“Stock options give a high return when a stock grows but are worth nothing if there is no growth, whereas RSUs guarantee a minimum value even if the stock price dips. Generally speaking, RSUs are often a better choice if you are not planning on staying with the company for a long time and/or if you work for a large organization. If you work for a startup, stock options will likely still be the better choice due to the growth potential. Consult a professional and make sure you know the tax implications of your specific situation before making any decision.”
Travel, meal, and housing allowances are simply payments a company makes to employees to cover their travel expenses when going on a trip for company work. For example, a company may give you a $50 food allowance each day you are away from home to cover your food costs–you just need to remember to file your receipts to get reimbursed up to the company’s limits.
“I used to think of workplace travel opportunities as a luxury and would be very controlled with spending while on the company’s dime. Sometimes that meant skipping meals in order to save the company money. I also used to continue to work in my hotel room even after normal work hours. I felt like I ‘owed’ the company more of my time as a token of thanks for the travel opportunity they had granted me,” says Alex Williams, personal finance blogger for CheapGirlSaves.com.

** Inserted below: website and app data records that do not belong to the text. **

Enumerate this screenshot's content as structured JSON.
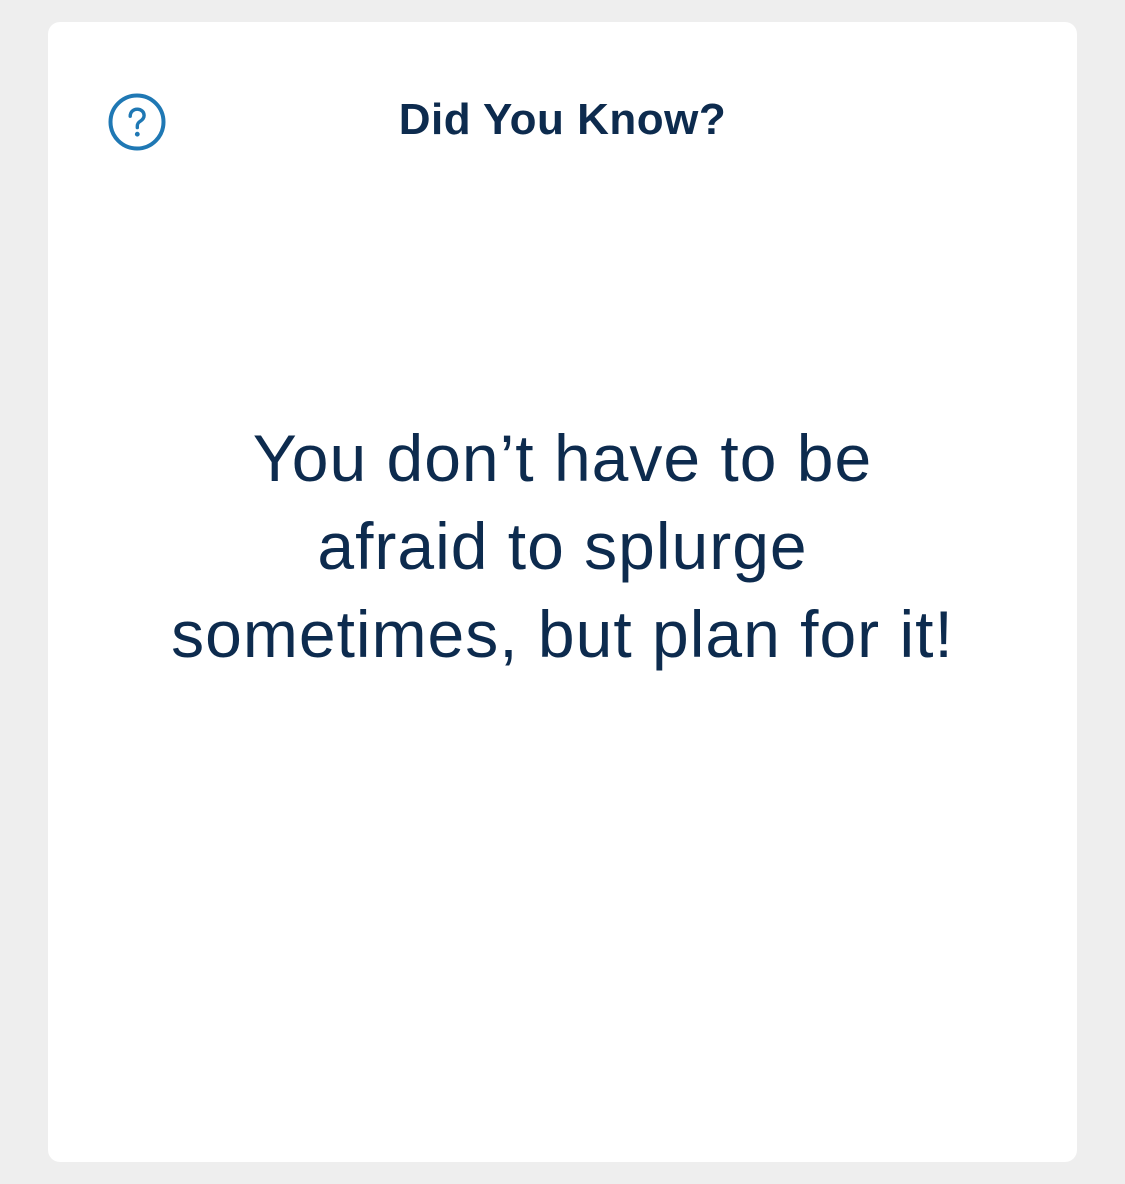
{
  "card": {
    "title": "Did You Know?",
    "help_icon": "question-circle-icon",
    "tip": "You don’t have to be afraid to splurge sometimes, but plan for it!"
  },
  "colors": {
    "background": "#eeeeee",
    "card": "#ffffff",
    "title_text": "#0d2b4e",
    "icon_accent": "#1f78b4"
  }
}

“I used to be nervous about being seen as ‘taking advantage’ of the fun chance to get outside of the office. Now, I see it as my work is taking me away from home. It makes better sense to get to eat breakfast as it’s a part of my regular workday routine. Now when I travel for work I allow myself to eat the meals that are allotted and close the laptop when the work day comes to a natural end. There’s no point in forcing myself to not enjoy the experience that just comes with the territory.”